In 2008, scientists from Oxford and the College of Aberdeen made a startling discovery in northwestern Scotland. Close to the village of Ullapool, positioned on the coast reverse the Outer Hebrides, they found a particles deposit created by an historical meteor affect courting from there’s 1.2 billion years in the past . The thickness and extent of particles instructed that the meteor measured 1 km (zero.62 mi) in diameter and was close to the coast.
Till not too long ago, the precise location of the affect remained a thriller to scientists.
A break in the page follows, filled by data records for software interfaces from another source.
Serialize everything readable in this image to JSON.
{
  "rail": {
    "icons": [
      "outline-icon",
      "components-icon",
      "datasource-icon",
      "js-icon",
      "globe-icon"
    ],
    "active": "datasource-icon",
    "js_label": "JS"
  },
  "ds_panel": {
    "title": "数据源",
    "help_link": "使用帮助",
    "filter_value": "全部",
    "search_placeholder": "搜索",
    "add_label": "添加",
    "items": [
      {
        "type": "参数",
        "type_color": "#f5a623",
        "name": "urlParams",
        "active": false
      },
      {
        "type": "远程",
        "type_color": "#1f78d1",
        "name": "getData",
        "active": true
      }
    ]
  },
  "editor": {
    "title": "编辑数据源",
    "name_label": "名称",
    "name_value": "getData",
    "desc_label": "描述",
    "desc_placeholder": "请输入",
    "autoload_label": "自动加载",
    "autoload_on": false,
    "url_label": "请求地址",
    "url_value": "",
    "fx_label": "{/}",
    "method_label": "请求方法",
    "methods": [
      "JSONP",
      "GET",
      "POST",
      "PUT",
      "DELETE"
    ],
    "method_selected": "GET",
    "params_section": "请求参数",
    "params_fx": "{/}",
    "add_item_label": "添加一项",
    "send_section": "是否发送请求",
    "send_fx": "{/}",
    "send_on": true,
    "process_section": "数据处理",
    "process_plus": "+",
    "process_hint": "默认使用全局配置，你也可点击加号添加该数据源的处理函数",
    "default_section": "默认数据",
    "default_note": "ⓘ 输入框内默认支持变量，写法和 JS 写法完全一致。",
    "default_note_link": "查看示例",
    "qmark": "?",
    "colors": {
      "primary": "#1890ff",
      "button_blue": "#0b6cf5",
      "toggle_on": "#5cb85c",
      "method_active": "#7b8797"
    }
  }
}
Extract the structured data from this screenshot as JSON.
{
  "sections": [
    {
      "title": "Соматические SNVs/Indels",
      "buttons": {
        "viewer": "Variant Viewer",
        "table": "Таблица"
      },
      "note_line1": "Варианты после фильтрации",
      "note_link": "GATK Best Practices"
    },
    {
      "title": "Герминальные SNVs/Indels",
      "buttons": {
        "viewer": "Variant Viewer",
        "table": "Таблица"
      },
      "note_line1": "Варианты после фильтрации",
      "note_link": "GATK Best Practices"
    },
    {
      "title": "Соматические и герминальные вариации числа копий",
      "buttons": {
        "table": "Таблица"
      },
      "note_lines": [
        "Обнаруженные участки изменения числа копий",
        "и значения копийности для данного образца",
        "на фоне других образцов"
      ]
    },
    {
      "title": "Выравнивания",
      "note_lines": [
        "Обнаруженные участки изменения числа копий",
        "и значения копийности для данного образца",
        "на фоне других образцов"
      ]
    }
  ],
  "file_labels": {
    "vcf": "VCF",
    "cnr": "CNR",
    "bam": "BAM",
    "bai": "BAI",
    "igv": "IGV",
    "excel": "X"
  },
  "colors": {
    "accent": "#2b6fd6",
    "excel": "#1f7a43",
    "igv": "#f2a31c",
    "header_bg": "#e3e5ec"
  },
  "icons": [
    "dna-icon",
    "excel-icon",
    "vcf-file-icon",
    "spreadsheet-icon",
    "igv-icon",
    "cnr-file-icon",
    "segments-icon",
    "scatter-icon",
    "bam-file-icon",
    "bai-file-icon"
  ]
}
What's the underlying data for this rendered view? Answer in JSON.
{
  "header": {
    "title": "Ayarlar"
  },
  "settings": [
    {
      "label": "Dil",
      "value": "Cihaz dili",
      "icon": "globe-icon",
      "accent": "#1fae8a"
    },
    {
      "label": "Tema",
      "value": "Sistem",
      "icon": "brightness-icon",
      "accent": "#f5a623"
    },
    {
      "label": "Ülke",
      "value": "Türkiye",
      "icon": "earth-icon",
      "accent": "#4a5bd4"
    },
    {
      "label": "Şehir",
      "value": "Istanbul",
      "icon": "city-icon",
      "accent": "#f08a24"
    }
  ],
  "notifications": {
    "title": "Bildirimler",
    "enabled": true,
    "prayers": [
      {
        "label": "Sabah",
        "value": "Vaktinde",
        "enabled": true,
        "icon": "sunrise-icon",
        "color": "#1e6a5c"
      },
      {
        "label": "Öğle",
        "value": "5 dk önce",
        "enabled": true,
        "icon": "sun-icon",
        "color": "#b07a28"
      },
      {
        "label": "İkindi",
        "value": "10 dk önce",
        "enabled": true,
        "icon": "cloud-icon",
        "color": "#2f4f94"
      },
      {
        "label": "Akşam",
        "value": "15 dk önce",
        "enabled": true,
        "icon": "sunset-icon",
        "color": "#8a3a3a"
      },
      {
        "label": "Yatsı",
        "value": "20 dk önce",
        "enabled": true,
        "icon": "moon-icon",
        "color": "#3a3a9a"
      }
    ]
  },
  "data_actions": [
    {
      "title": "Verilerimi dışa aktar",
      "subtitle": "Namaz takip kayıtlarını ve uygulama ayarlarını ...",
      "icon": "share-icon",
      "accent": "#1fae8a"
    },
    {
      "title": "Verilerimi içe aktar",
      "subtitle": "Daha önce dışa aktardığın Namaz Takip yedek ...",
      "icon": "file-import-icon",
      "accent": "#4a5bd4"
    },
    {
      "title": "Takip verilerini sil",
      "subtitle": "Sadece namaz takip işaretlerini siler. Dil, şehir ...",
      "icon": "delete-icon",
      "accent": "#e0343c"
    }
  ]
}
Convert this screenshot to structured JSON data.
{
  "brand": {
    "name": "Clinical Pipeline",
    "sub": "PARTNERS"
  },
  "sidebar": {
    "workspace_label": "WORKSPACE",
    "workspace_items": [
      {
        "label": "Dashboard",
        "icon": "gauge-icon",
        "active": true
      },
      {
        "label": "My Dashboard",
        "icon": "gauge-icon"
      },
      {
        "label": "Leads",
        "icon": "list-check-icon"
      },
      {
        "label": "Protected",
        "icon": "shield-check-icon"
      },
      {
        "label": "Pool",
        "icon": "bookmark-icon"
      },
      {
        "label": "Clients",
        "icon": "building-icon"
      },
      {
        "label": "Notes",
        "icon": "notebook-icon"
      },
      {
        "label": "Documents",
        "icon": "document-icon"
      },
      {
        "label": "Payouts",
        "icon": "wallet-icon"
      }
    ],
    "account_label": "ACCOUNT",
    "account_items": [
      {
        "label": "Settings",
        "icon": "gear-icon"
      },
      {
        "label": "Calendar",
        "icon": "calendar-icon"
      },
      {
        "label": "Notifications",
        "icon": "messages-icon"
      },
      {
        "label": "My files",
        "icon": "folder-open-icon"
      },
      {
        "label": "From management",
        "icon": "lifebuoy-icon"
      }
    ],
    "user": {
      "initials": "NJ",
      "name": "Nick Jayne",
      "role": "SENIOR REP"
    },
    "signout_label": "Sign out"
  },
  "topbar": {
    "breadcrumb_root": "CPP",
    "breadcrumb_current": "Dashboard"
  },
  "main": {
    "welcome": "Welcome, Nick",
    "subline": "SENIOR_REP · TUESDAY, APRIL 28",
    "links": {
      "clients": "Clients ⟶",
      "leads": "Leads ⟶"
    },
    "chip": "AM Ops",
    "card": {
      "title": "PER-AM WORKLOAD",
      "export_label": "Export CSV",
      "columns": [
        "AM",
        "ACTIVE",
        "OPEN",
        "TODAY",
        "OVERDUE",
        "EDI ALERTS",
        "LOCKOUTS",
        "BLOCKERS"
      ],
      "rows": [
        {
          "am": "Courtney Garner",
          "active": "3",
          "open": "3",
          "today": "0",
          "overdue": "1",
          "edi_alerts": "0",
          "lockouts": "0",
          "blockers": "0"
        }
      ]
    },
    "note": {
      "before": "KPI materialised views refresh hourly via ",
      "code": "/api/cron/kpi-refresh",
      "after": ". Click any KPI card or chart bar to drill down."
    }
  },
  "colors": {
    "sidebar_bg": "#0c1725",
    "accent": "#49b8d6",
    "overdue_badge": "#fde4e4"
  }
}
Nonetheless, in a current article revealed within the Journal of the Geological Society a group of British researchers concluded that the crater was positioned about 15 to 20 km west of the Scottish coast within the Minch Basin, the place he’s buried underneath the water and the youthful rock layers.
The analysis group was led by Dr. Kenneth Amor, joined by many colleagues from the Division of Earth Sciences of Oxford College, and Stephen P. Hesselbo, Professor of Geology on the Camborne Mining College and Institute for the Atmosphere and Sustainability on the College of Exeter.
Photograph of Stoer on the bottom displaying the laminar beds of sandstone on the backside of the photograph. Credit score: College of Oxford
The Minch refers back to the straight line that separates the Scottish mainland from the Hebrides, which is a part of the Inland Sea area off the west coast of Scotland. The group decided that the affect of meteors occurred on this area primarily based on a number of knowledge sources. These included area observations, evaluation of damaged rock fragments and alignment of magnetic particles.
"Supplies excavated throughout a large meteorite affect are hardly ever saved on Earth as a result of they erode rapidly. It’s subsequently a really thrilling discovery. It was purely by probability that it landed in an outdated Rift Valley the place recent sediments rapidly lined the particles to protect them. The following step can be an in depth geophysical survey in our Minch Basin goal space.
Primarily based on their evaluation, the group was capable of decide the place the meteorite was sending supplies generated by the affect of a number of places. From there, they moved the fabric again to the almost definitely supply of the crater, which led them to the "Meteor Minch" web site. The timing of this affect is especially essential given the state of the Earth on the time.
About 1.2 billion years in the past, throughout the Mesoproterozoic period, the primary advanced life types emerged on Earth and the vast majority of life was nonetheless aquatic. As well as, the landmass that corresponds to Scotland at this time was positioned within the Laurentian craton (which is a part of the Rodinia supercontinent) and was nearer to the equator on the time. Which means the Minch meteor struck: the Scottish panorama was very totally different from what it’s at this time.
Shut-up picture of spherules ("accretionary lapilli") that type within the affect plume cloud and are within the deposit. Credit score: College of Oxford
In some methods it will have regarded like what scientists think about resembling Mars billions of years in the past, with semi-arid circumstances and water at its space. The research additionally supplies perception into the traditional evolution of the Earth and will even present insights into future impacts. A few billion years in the past, Earth and different photo voltaic system planets skilled a better meteorite affect than at this time.
That is the results of collisions between asteroids and particles left behind by the formation of the early photo voltaic system. Nonetheless, due to the variety of asteroid fragments and comets that also float within the photo voltaic system, it’s potential that a related affect occasion will happen in some unspecified time in the future within the not-so future. distant.
At current, it’s thought that the impacts of small objects – measuring a number of meters in diameter – are comparatively widespread and happen each 25 years on common. Alternatively, objects measuring about 1 km in diameter would collide with the Earth as soon as each 100,000 to 1,000,000 years.
Nonetheless, official estimates fluctuate due to the truth that the terrestrial registry of great impacts is little constrained. Not like celestial our bodies reminiscent of Mars or the Moon, craters are often erased on Earth by erosion, burial, and tectonic exercise. Figuring out with certainty the place and when previous impacts have occurred and what the consequences have been is crucial to understanding what we would face sooner or later.
On this sense, the identification of the Minch meteorite web site may contribute to the event of planetary protection and provides a greater thought of the geological historical past of the Earth.